THE PROBLEM
Copy out every line of the data that has the word "school" somewhere in it.
● ● ●
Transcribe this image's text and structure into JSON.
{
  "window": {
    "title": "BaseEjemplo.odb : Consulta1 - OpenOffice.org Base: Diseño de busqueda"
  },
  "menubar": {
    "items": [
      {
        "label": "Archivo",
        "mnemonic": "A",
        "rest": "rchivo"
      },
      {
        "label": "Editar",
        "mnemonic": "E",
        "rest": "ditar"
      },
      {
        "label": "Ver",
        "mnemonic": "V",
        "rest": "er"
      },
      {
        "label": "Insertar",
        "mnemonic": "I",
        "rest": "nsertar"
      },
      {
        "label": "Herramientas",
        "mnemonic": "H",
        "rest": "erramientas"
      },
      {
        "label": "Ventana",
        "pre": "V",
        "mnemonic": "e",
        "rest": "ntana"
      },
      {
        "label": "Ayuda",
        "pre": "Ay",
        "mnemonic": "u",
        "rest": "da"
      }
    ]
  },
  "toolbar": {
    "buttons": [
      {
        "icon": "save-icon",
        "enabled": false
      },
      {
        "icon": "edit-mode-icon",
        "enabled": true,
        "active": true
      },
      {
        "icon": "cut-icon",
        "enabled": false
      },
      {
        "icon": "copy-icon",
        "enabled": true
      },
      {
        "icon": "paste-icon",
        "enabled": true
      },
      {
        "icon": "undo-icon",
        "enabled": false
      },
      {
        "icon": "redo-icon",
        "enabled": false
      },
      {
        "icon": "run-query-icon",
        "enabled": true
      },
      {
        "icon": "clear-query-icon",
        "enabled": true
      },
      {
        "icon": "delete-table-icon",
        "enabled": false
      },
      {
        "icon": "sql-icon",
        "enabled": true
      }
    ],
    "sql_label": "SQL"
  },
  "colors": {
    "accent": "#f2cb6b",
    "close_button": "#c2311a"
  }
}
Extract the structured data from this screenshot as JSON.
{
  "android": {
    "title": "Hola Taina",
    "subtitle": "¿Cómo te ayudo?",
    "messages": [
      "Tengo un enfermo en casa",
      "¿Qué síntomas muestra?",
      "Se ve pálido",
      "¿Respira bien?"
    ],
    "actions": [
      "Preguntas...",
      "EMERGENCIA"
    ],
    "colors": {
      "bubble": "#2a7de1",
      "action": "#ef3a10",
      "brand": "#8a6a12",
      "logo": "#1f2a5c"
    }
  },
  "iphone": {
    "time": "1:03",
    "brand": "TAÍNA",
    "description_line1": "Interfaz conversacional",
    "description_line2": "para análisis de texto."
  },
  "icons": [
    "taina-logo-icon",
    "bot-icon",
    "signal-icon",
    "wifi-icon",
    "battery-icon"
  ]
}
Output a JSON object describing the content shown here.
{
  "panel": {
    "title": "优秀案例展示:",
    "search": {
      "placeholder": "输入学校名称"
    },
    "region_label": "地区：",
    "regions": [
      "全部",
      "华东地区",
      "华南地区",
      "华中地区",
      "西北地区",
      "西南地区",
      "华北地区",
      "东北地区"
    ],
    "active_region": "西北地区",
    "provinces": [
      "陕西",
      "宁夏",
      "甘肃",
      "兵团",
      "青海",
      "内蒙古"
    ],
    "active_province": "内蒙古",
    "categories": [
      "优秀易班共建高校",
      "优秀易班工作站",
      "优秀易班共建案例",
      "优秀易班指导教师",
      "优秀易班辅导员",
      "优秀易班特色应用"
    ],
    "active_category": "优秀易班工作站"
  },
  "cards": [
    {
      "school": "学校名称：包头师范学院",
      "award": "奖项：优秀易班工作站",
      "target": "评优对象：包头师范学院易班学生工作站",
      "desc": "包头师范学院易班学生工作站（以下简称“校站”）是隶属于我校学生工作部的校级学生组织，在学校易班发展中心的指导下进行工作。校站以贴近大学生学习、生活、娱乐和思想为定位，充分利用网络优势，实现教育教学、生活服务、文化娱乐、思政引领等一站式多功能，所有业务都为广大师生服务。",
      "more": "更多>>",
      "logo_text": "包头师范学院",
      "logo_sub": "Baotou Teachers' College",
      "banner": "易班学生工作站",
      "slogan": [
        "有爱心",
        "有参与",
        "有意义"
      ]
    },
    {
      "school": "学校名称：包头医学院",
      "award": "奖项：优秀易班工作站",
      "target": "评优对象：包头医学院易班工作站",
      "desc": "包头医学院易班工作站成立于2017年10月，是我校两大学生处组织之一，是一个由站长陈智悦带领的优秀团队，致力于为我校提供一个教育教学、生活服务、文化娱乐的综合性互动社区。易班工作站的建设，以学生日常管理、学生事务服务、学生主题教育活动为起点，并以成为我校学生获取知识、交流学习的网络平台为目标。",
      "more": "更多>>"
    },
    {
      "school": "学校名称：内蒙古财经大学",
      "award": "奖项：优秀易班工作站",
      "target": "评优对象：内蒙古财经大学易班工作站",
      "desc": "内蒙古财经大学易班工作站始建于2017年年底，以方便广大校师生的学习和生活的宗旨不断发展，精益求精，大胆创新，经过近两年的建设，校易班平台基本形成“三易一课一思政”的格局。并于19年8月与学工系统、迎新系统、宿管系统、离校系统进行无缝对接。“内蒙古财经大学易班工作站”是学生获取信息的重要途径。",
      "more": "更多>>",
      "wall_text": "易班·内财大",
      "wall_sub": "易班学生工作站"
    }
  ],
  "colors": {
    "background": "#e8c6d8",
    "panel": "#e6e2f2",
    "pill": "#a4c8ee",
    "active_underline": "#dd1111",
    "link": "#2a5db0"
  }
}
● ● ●
RESPONSE TO THE TASK
      "school": "学校名称：包头师范学院",
      "school": "学校名称：包头医学院",
      "school": "学校名称：内蒙古财经大学",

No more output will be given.